But they – the developing nations – are not growing fast enough, at least internally, to return global growth to its old standards. Their financial systems are immature and reminiscent of a spindly-legged baby giraffe, having lots of upward potential but still striving for balance after a series of missteps, the most recent of which was the Asian crisis over a decade ago. And so they produce for export, not internal consumption, and in the process leave a gaping hole in what is known as global aggregate demand. Developed nation consumers are maxed out because of too much debt, and developing nations don’t trust themselves to stretch their necks for the delicious leaves of domestic consumption just above.
Only six markets worldwide are trading above their 2007 highs, and all of them can be classified as “frontier,” per a recent piece from the Wall Street Journal:
Tunisia, the tiny African nation south of Italy, has been the best performing stock market since 2007. The Tunindex, a 12-year-old index of 45 stocks, is trading 81% above its high for that year, and is up 15% for 2010. Sri Lanka is up 53% since 2007 and 36% this year.

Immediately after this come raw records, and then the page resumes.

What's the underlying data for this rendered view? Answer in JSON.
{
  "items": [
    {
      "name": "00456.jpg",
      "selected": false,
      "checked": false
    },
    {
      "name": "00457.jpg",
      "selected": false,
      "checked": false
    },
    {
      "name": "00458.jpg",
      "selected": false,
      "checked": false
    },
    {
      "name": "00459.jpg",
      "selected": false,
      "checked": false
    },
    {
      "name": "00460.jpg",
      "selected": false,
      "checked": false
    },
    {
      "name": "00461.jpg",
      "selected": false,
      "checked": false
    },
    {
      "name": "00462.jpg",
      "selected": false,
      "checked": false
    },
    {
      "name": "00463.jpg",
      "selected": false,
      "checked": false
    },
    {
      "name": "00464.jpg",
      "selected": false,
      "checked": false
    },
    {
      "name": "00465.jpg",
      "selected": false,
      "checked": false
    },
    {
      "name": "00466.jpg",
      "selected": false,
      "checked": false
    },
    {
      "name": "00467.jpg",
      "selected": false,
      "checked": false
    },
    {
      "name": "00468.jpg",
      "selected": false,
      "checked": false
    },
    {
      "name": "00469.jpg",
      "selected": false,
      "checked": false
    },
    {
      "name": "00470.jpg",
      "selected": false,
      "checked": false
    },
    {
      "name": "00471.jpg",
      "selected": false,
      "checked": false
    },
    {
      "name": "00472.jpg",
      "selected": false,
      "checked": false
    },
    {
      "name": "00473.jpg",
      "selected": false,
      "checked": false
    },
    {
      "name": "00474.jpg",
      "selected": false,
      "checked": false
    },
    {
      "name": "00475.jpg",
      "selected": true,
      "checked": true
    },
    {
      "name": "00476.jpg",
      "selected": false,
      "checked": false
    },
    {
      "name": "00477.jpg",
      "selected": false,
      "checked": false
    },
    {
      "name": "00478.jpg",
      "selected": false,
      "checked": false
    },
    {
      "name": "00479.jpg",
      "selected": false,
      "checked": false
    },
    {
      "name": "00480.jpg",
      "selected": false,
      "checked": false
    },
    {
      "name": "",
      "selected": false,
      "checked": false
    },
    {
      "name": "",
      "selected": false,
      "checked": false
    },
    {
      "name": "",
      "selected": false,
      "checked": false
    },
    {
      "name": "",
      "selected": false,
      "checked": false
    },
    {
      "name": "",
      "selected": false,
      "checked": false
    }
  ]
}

The other four comprise Venezuela, Colombia and Chile— Latin American countries benefiting from a rush to commodity-rich emerging markets—and Indonesia.
The tally of performances demonstrates just how much investors have been favoring emerging markets, and the extent to which they have been willing to delve into frontier markets.
Emerging market mutual and hedge funds saw inflows of $17.3 billion in the first half of 2010, while frontier markets saw $780 million incoming. Fund managers, the theory goes, are increasingly turning their attention to such markets if for no other reason that growth rates there are expected to vastly outperform those in developed countries.
The true test, of course, will be the viability of any long-term paradigm shift. Are money managers merely opportunistically seeking short term alpha, or are these shifts the beginning stages of a more concerted, long-term effort at mirroring what many observers predict will be a fundamental change and rebalancing in global finance whereby the relative fiscal strength of developing markets is reflected in higher exchange rates and greater consumption and foreign investment, fueling in turn a virtuous cycle and greater liquidity in their risky assets?
In a recent interview with Reuters (video linked herein), Timothy Drinkall, a portfolio manager for Morgan Stanley’s Frontier Emerging Markets Fund (NYSE:FFD) touts investing in Bangladesh, a country Drinkall’s fund has had exposure to for over two years, while the MSCI just added it to their Frontier Markets Index (at 1.8%) this past May. Drinkall opines that Bangaldesh is at “the very early stages of an investment boom” and is thus the anti-Vietnam, an economy he feels will struggle to grow in the near-term like it has for the past decade. While Bangladesh’s economy is roughly the same size as Vietnam’s, its FDI/capita is strongly lagging at $95 versus 6.5. Moreover, Drinkall argues, its banking system in particular is vastly “underpenetrated,” with total loans/GDP in the 40-45% range, versus Vietnam’s 2009 reading of 142%, and most firms are correspondingly underleveraged. A quick look at FFD’s makeup finds Bangladesh’s Brac Bank, in its Top 25 holdings. Aside from being overweight Bangaldesh, Drinkall is also bullish on Saudi Arabia, Nigeria, Kenya, Lebanon and Argentina from an overall, top-down standpoint.